WHAT IS BEING ASKED. Read the data below. Every line holding the string "object" must be copied.

GIVEN ENTRIES.
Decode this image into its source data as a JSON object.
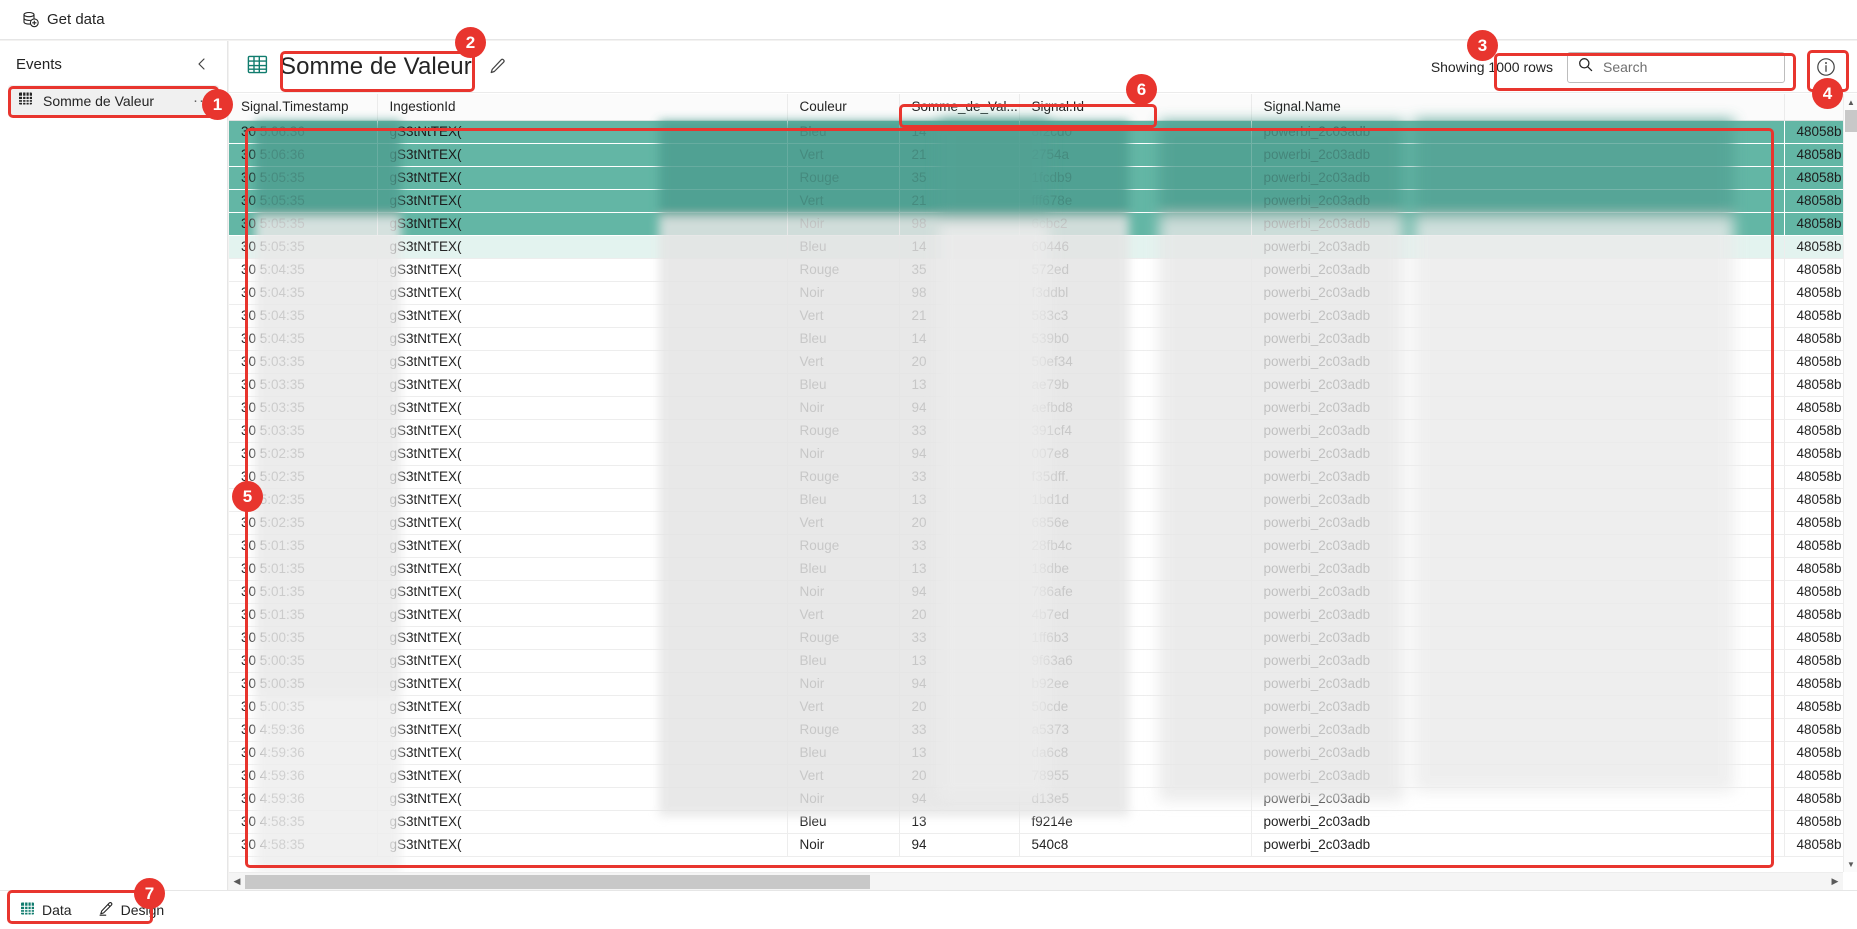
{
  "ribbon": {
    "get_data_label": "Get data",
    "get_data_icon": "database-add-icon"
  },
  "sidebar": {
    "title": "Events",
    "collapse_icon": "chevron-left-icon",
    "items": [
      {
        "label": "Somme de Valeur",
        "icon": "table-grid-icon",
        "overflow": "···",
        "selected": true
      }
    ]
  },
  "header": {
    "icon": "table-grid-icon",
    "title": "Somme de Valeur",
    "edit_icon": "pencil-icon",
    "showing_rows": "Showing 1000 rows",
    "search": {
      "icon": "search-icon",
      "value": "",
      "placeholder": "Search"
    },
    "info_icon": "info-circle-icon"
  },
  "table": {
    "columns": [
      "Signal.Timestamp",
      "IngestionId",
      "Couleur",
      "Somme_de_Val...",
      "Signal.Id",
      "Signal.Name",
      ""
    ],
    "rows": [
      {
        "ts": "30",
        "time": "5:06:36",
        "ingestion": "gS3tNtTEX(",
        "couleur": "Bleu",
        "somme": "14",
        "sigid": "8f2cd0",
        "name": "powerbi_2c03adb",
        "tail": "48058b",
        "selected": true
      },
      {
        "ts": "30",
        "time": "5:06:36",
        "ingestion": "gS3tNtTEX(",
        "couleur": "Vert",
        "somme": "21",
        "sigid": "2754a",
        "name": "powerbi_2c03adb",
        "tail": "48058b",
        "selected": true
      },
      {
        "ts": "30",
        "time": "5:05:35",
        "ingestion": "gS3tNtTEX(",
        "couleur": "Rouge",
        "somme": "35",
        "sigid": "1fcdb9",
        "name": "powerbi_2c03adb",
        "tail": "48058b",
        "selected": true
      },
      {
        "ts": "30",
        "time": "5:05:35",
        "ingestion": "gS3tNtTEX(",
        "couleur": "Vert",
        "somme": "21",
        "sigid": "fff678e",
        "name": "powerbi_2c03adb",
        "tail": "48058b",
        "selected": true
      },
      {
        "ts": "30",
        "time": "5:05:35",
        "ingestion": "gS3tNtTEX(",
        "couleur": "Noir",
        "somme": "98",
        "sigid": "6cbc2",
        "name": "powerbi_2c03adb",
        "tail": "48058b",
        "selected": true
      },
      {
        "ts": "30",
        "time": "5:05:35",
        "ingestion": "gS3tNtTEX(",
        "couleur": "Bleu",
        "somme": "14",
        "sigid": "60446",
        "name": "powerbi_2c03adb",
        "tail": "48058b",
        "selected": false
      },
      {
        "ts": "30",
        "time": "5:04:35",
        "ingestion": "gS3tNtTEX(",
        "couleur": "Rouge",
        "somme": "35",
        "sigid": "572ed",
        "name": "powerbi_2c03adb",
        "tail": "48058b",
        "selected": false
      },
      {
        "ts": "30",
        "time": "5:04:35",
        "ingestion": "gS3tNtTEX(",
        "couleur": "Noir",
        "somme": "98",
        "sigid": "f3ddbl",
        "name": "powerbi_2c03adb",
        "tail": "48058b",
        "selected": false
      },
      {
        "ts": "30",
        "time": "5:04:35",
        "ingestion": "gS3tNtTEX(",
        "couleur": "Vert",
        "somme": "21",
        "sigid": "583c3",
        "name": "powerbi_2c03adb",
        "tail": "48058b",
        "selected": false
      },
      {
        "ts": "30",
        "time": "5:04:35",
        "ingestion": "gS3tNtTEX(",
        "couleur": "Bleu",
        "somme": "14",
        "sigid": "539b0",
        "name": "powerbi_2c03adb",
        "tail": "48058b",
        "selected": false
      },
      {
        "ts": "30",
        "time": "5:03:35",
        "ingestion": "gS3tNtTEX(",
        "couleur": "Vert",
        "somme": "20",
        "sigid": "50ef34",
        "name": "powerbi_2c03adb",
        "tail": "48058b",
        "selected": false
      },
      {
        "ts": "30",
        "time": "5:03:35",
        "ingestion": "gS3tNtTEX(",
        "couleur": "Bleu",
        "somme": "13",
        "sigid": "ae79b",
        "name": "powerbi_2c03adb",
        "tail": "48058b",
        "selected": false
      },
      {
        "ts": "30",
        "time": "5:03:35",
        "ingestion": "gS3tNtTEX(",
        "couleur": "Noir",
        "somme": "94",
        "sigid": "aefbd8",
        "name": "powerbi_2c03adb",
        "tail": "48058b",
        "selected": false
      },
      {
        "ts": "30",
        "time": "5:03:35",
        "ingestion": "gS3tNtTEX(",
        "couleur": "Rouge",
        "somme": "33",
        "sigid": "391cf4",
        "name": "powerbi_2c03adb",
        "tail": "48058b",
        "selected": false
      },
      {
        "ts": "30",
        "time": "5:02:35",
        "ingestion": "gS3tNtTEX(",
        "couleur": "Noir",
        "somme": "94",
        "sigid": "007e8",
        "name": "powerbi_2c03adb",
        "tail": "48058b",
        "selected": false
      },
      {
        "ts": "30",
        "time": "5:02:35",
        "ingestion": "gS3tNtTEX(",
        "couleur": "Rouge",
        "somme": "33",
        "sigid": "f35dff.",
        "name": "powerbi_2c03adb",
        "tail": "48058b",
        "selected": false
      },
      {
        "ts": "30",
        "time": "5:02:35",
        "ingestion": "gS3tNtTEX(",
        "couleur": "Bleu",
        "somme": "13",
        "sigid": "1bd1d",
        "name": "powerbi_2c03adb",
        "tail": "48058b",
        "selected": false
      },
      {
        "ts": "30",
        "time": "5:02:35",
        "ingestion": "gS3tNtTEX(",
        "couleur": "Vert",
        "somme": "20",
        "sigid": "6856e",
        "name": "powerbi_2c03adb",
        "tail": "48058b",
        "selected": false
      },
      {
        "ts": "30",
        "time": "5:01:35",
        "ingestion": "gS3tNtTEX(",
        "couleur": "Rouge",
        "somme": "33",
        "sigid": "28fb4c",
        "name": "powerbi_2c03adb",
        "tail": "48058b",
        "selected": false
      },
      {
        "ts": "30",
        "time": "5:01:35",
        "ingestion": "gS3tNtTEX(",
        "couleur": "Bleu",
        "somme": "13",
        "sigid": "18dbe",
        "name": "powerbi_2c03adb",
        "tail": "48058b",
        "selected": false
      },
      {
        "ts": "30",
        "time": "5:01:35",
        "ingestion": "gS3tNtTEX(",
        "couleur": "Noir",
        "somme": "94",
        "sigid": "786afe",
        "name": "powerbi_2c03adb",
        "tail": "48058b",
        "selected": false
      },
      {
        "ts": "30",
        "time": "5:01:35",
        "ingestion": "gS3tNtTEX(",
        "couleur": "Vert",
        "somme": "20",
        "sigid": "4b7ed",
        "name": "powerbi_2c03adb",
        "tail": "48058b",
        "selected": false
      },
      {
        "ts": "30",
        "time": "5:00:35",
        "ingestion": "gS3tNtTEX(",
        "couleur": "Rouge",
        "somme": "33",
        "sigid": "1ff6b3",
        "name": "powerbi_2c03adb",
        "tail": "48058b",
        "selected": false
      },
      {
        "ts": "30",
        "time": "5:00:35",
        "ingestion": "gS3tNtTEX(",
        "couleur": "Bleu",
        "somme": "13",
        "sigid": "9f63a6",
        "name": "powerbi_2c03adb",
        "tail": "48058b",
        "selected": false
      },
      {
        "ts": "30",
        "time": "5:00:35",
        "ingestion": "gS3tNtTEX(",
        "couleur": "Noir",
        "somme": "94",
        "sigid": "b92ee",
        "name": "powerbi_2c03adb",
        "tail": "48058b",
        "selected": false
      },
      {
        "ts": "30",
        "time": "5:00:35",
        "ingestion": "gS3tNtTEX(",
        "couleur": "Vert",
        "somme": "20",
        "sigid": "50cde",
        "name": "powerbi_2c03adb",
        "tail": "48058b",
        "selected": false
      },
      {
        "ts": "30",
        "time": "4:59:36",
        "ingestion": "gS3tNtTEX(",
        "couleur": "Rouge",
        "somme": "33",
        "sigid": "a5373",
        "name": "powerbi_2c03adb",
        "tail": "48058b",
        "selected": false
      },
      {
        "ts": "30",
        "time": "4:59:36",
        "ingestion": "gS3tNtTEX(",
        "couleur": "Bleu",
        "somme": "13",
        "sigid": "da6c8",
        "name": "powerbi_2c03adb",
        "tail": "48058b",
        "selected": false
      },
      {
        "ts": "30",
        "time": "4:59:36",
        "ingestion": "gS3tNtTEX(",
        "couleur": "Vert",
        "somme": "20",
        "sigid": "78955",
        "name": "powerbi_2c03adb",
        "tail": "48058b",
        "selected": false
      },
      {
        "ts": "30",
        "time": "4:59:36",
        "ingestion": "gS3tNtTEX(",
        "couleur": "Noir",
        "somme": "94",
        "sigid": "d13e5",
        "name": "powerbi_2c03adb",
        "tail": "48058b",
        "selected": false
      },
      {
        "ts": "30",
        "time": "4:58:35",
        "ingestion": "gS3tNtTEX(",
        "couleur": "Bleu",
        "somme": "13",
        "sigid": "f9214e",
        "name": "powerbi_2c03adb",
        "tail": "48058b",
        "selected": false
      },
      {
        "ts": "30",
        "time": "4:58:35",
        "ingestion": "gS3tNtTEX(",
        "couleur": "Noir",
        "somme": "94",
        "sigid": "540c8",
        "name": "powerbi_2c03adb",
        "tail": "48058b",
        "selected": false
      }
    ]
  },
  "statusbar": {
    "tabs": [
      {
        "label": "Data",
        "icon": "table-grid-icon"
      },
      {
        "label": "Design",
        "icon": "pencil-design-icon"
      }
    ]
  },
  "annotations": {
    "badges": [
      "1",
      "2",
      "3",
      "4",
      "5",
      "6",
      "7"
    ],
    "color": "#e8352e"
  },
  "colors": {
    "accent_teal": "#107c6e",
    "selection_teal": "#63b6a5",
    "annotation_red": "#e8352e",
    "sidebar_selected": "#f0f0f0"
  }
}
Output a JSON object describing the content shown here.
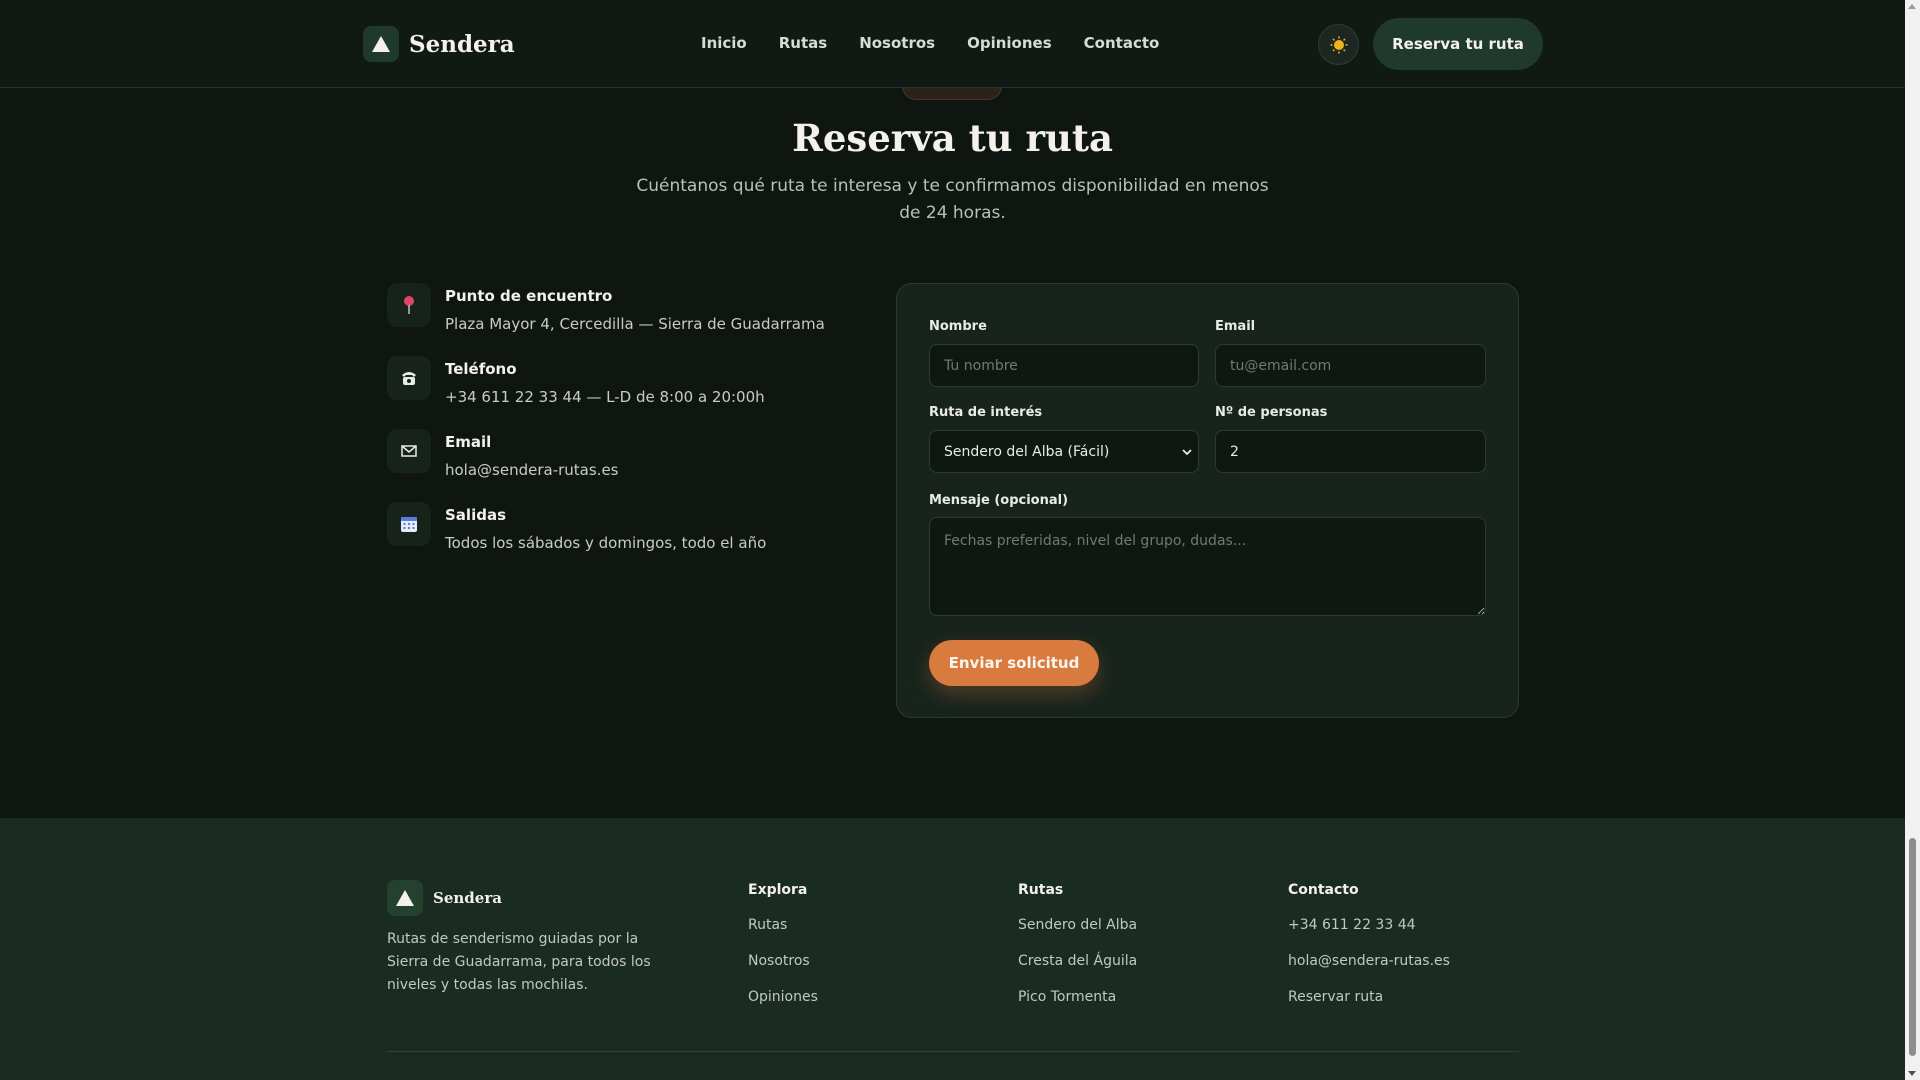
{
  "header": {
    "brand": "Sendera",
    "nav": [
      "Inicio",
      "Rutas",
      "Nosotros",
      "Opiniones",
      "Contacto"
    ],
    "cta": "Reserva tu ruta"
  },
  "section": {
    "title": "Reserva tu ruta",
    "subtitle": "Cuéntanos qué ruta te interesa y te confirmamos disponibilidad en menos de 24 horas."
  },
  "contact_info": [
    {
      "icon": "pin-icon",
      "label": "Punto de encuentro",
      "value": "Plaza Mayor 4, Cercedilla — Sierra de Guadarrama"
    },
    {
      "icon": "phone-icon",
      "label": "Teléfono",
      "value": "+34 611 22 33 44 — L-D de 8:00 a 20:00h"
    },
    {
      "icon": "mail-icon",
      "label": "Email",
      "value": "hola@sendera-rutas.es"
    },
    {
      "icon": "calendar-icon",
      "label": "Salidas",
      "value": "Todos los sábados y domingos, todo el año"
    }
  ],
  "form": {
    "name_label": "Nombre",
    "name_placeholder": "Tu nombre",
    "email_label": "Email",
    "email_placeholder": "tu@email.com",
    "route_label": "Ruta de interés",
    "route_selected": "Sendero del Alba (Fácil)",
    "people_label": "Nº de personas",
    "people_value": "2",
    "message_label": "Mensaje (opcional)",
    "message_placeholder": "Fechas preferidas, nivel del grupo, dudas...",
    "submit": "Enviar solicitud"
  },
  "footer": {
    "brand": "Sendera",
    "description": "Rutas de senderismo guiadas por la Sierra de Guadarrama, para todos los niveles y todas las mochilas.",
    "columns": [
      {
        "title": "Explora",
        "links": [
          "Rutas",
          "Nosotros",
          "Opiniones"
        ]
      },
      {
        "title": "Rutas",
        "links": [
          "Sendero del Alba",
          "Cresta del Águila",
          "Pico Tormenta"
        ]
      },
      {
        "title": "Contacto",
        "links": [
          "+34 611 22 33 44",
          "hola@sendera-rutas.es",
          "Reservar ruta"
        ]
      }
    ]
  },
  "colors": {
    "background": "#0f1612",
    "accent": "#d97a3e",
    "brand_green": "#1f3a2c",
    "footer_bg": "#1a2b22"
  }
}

COMPLETED TASK.
Decode this image into its source data as a JSON object.
Output a JSON object describing the content shown here.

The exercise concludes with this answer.